**TASK GOAL:** Reproduce the entries exactly, but keep the pictures out of the copy.

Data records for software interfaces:
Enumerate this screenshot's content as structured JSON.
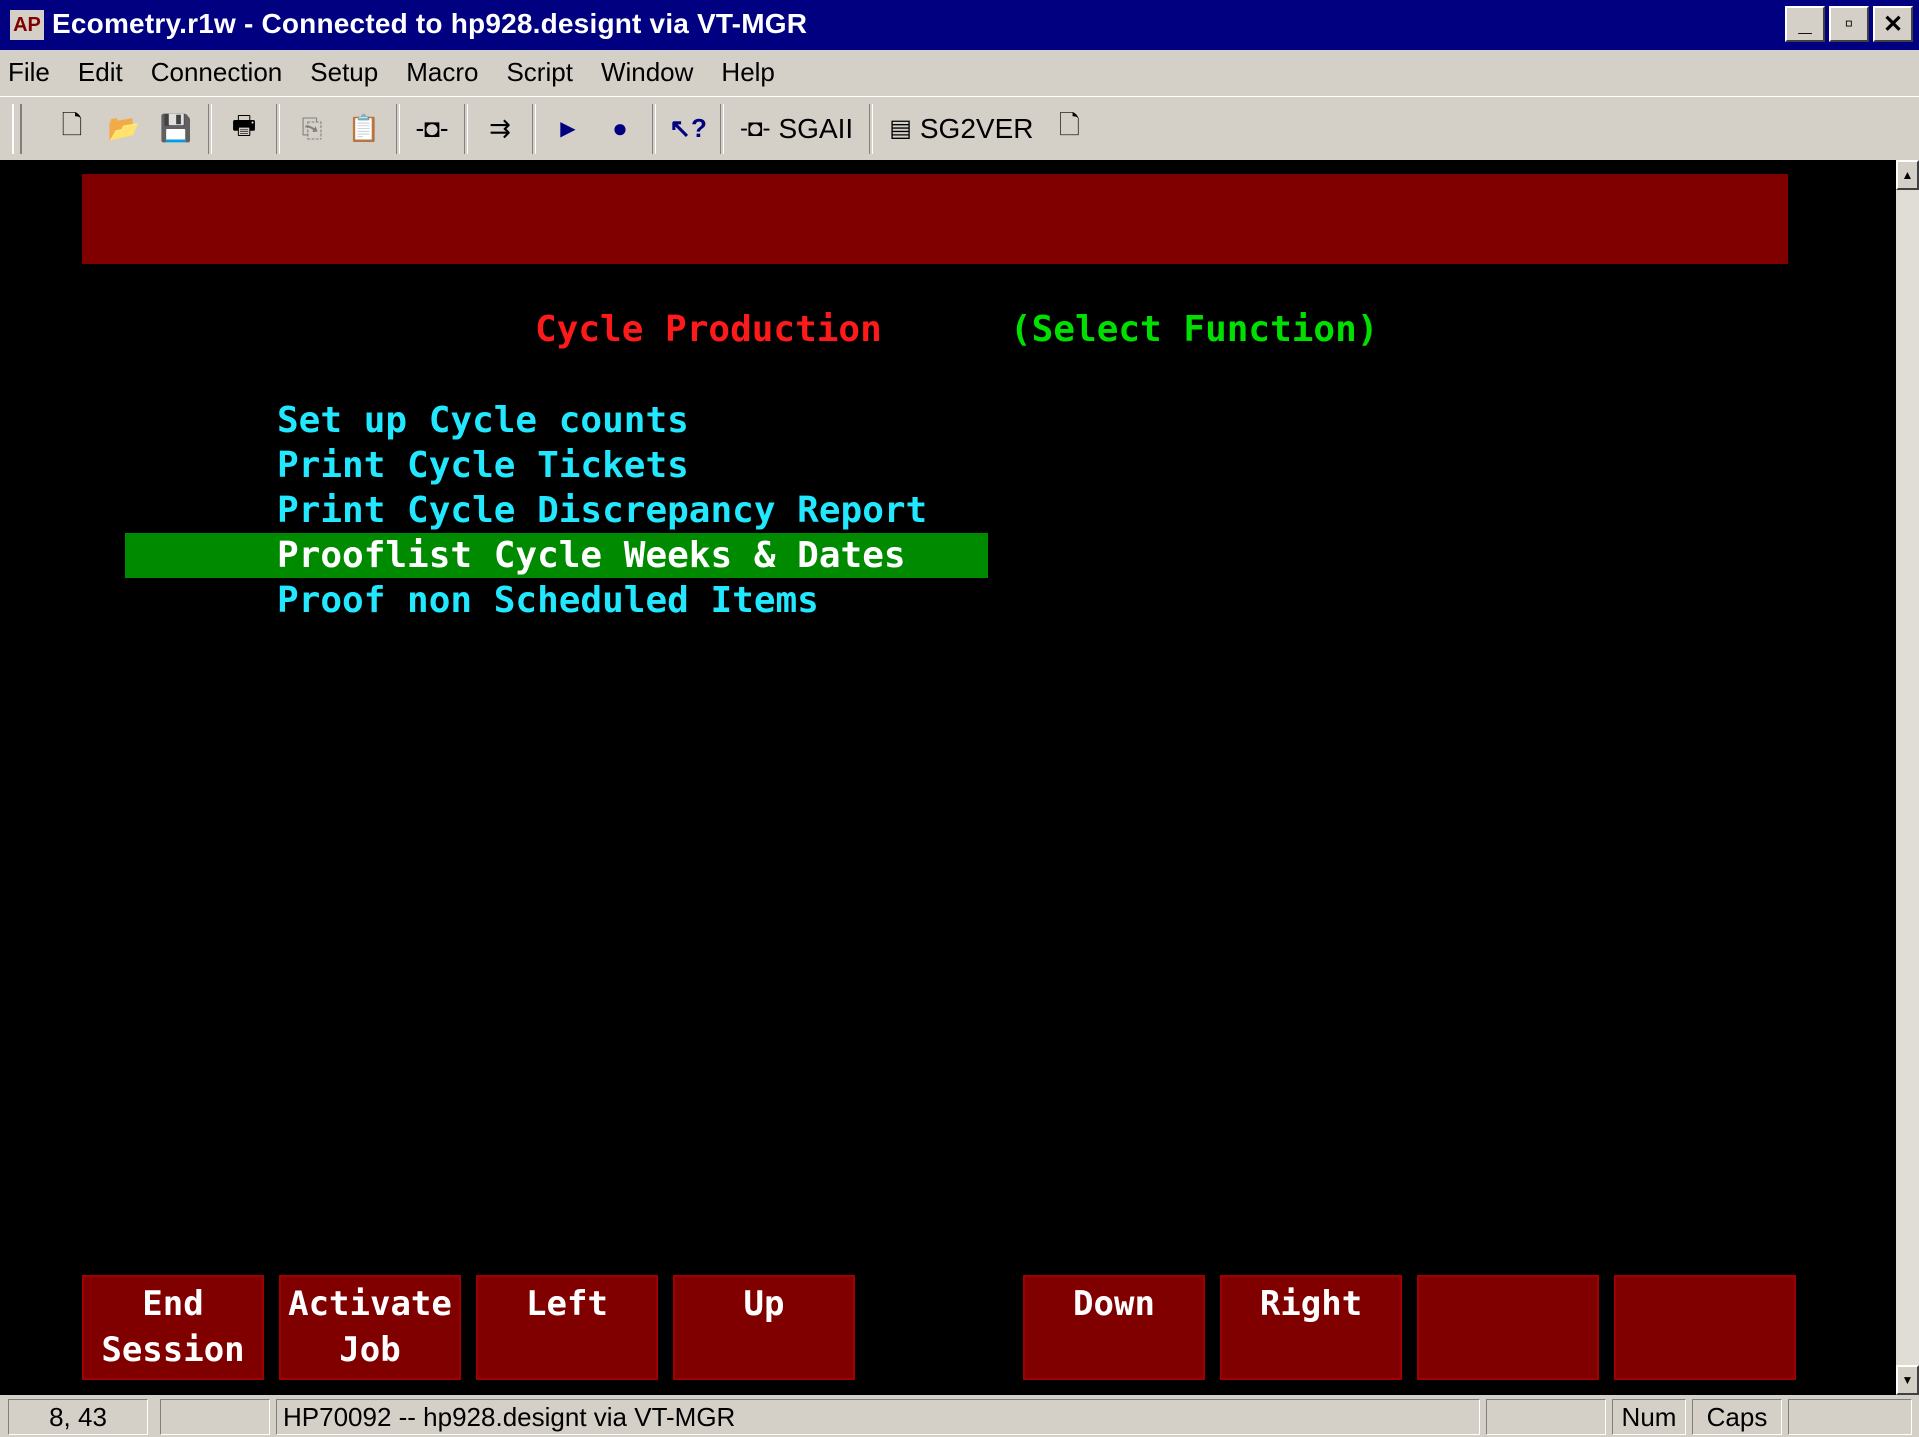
{
  "window": {
    "title": "Ecometry.r1w - Connected to hp928.designt via VT-MGR",
    "app_icon": "AP",
    "minimize": "_",
    "maximize": "▫",
    "close": "✕"
  },
  "menu": [
    "File",
    "Edit",
    "Connection",
    "Setup",
    "Macro",
    "Script",
    "Window",
    "Help"
  ],
  "toolbar": {
    "new": "🗋",
    "open": "📂",
    "save": "💾",
    "print": "🖶",
    "copy": "⎘",
    "paste": "📋",
    "connect": "-◘-",
    "send": "⇉",
    "play": "▶",
    "record": "●",
    "help": "↖?",
    "sgaii_label": "SGAII",
    "sg2ver_label": "SG2VER",
    "doc": "🗋"
  },
  "screen": {
    "title": "Cycle Production",
    "subtitle": "(Select Function)",
    "items": [
      "Set up Cycle counts",
      "Print Cycle Tickets",
      "Print Cycle Discrepancy Report",
      "Prooflist Cycle Weeks & Dates",
      "Proof non Scheduled Items"
    ],
    "selected_index": 3
  },
  "function_keys": [
    {
      "line1": "End",
      "line2": "Session"
    },
    {
      "line1": "Activate",
      "line2": "Job"
    },
    {
      "line1": "Left",
      "line2": ""
    },
    {
      "line1": "Up",
      "line2": ""
    },
    {
      "line1": "Down",
      "line2": ""
    },
    {
      "line1": "Right",
      "line2": ""
    },
    {
      "line1": "",
      "line2": ""
    },
    {
      "line1": "",
      "line2": ""
    }
  ],
  "status": {
    "cursor": "8, 43",
    "connection": "HP70092 -- hp928.designt via VT-MGR",
    "num": "Num",
    "caps": "Caps"
  },
  "colors": {
    "title_bar": "#000080",
    "banner": "#800000",
    "title_text": "#ff1a1a",
    "subtitle_text": "#00e000",
    "menu_text": "#22e8ff",
    "selection": "#008a00"
  }
}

**RESULT:**
Enumerate this screenshot's content as structured JSON.
{
  "window": {
    "title": "Ecometry.r1w - Connected to hp928.designt via VT-MGR",
    "app_icon": "AP",
    "minimize": "_",
    "maximize": "▫",
    "close": "✕"
  },
  "menu": [
    "File",
    "Edit",
    "Connection",
    "Setup",
    "Macro",
    "Script",
    "Window",
    "Help"
  ],
  "toolbar": {
    "new": "🗋",
    "open": "📂",
    "save": "💾",
    "print": "🖶",
    "copy": "⎘",
    "paste": "📋",
    "connect": "-◘-",
    "send": "⇉",
    "play": "▶",
    "record": "●",
    "help": "↖?",
    "sgaii_label": "SGAII",
    "sg2ver_label": "SG2VER",
    "doc": "🗋"
  },
  "screen": {
    "title": "Cycle Production",
    "subtitle": "(Select Function)",
    "items": [
      "Set up Cycle counts",
      "Print Cycle Tickets",
      "Print Cycle Discrepancy Report",
      "Prooflist Cycle Weeks & Dates",
      "Proof non Scheduled Items"
    ],
    "selected_index": 3
  },
  "function_keys": [
    {
      "line1": "End",
      "line2": "Session"
    },
    {
      "line1": "Activate",
      "line2": "Job"
    },
    {
      "line1": "Left",
      "line2": ""
    },
    {
      "line1": "Up",
      "line2": ""
    },
    {
      "line1": "Down",
      "line2": ""
    },
    {
      "line1": "Right",
      "line2": ""
    },
    {
      "line1": "",
      "line2": ""
    },
    {
      "line1": "",
      "line2": ""
    }
  ],
  "status": {
    "cursor": "8, 43",
    "connection": "HP70092 -- hp928.designt via VT-MGR",
    "num": "Num",
    "caps": "Caps"
  },
  "colors": {
    "title_bar": "#000080",
    "banner": "#800000",
    "title_text": "#ff1a1a",
    "subtitle_text": "#00e000",
    "menu_text": "#22e8ff",
    "selection": "#008a00"
  }
}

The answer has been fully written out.